As we are now well into the 2018 eventing season your thoughts may turn to the maintenance of your horse’s fitness and how to keep them at the top of their game.
Whether you are preparing for a 4* or a BE80 the general principles are very similar.
These include an exercise plan, diet, injury prevention and reducing the risk of performance limiting conditions such as gastric ulcers. It is very important that your horse is fit for the level of competition required.
For any horse, the exercise regime should include adequate amounts of schooling, jumping, hacking and fast work. A good mixture of all these will ensure that your horse keeps it’s all round fitness. There are considerable variations between horses and between different stages of life and the exercise regime should reflect this. Take into account their breed, age, previous injuries and temperament when working on your exercise plan.
From the veterinary perspective, one of the main factors you should consider is the surface. The concussive effects of working on hard ground can cause damage to bones and joints.

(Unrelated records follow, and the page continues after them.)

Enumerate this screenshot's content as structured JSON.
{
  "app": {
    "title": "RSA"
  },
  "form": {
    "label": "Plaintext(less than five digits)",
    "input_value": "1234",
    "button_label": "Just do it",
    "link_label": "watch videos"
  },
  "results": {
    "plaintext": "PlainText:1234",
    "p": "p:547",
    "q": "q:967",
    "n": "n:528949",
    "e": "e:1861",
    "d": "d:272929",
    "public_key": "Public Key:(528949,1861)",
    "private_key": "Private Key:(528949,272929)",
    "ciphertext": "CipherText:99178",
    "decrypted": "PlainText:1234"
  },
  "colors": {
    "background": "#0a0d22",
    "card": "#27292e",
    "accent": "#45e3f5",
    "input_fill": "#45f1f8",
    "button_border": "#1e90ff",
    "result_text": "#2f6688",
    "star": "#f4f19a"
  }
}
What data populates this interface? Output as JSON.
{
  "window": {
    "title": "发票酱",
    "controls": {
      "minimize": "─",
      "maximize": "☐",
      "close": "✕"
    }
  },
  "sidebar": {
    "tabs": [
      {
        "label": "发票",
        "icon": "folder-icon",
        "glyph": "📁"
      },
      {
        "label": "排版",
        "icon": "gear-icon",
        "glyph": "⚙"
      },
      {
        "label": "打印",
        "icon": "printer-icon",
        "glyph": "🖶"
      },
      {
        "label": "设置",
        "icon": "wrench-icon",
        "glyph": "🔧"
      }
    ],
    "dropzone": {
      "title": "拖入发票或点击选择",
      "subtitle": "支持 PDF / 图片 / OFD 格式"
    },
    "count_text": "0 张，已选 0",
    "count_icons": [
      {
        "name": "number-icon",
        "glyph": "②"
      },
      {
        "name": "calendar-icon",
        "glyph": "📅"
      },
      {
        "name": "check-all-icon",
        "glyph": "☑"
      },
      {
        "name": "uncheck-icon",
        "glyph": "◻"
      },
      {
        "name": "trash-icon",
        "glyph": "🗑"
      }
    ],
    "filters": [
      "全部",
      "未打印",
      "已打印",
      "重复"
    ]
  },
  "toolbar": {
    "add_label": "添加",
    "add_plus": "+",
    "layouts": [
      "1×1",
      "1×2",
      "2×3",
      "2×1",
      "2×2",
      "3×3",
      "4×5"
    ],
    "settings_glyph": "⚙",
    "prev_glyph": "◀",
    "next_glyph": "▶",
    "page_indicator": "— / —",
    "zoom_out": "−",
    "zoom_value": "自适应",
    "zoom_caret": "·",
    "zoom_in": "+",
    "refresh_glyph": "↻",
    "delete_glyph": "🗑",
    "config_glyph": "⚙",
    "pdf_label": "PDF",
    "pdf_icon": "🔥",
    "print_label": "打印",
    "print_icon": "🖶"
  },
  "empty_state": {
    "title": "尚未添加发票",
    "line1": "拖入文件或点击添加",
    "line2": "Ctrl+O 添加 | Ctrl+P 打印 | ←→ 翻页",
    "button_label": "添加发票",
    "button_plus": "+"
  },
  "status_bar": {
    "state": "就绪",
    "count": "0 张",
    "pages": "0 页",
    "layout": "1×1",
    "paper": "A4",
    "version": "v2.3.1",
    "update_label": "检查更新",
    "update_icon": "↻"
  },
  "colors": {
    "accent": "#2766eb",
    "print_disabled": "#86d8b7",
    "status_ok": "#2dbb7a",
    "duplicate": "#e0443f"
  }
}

Obviously it is very useful to practice showjumping on grass before a competition however you need to consider the ground conditions and the risk of injury. For example it is far better for your horses legs to train on a good school surface than to jump in a very hard field.
An appropriate warm up is also essential and will vary depending on the horse and the level of work to follow. An older horse for example will often required a longer warm up period including a longer walk time.
You will need to push your horse to increase its fitness levels but not beyond its limits which will be affected by the factors discussed previously. Indicators such as breathing rate and effort and recovery time post exercise can be helpful to judge if your horse is fit enough for that level of work. For example, a horses respiratory rate will increase during exercise but should return to ~8-14 bpm after an adequate cool down period.
Common eventing injuries include: trauma such as cuts and falls, strain injuries and tying up.
Things to consider before starting a cross country course for example are the ground conditions, the weather and outside air temperature and the specific factors affected your horse. Making sure you have suitable equipment such as boots and studs will help reduce the risk of injury. Also taking in to consideration how many competitions you have entered and completed. A young horse doing a competition every weekend through out the season will obviously be at more risk.
After competing checking legs thoroughly for heat and swellings is very important. Things like icing and bandaging can help. As well as ensuring you horse is fully recovered before transporting home. this is when monitoring respiratory rate and effort is very helpful. Keeping the horse walking while being washed off will allow them to recover slowly as well as reducing the risk of the horse tying up. It is vital to make sure your horse is drinking and urinating adequate amounts. Horses vary and will often not drink as much in a competition environment. Trying things like sloppy feeds flavoured water can be useful. Making sure they have plenty of time off the lorry to urinate on grass is sensible.
Unfortunately injuries do happen, however, reducing the risk as much as possible will hopefully make sure you get the most out of your horse this season.